Study material Start Marker
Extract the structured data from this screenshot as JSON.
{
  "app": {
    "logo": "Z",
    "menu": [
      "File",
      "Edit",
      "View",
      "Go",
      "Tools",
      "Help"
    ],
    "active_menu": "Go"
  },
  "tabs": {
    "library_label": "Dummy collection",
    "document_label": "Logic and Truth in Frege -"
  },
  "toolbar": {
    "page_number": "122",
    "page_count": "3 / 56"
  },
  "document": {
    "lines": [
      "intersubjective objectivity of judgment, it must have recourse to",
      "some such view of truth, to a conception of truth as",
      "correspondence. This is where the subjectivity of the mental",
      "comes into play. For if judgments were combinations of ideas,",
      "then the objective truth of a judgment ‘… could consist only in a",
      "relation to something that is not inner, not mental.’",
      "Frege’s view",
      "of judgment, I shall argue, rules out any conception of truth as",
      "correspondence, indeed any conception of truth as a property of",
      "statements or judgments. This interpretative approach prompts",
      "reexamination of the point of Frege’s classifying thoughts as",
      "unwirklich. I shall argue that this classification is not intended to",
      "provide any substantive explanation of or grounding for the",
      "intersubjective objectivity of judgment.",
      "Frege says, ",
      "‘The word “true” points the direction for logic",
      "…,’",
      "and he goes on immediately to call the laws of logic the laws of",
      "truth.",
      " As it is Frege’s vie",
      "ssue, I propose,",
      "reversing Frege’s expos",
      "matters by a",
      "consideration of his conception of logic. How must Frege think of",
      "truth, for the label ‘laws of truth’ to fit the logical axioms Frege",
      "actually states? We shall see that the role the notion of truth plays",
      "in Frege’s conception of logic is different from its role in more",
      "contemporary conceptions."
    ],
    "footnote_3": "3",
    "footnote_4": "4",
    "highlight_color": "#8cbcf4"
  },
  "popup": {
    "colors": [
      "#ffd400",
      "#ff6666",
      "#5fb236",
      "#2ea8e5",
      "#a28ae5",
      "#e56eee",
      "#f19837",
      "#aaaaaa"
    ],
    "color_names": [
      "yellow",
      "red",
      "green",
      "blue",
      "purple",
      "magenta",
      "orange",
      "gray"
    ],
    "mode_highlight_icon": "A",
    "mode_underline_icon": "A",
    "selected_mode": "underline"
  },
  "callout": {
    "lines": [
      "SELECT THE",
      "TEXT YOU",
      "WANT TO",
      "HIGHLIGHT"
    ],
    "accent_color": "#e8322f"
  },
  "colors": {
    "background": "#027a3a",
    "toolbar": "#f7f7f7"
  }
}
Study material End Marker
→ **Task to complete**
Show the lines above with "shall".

→ **Output**
      "of judgment, I shall argue, rules out any conception of truth as",
      "unwirklich. I shall argue that this classification is not intended to",
      "actually states? We shall see that the role the notion of truth plays",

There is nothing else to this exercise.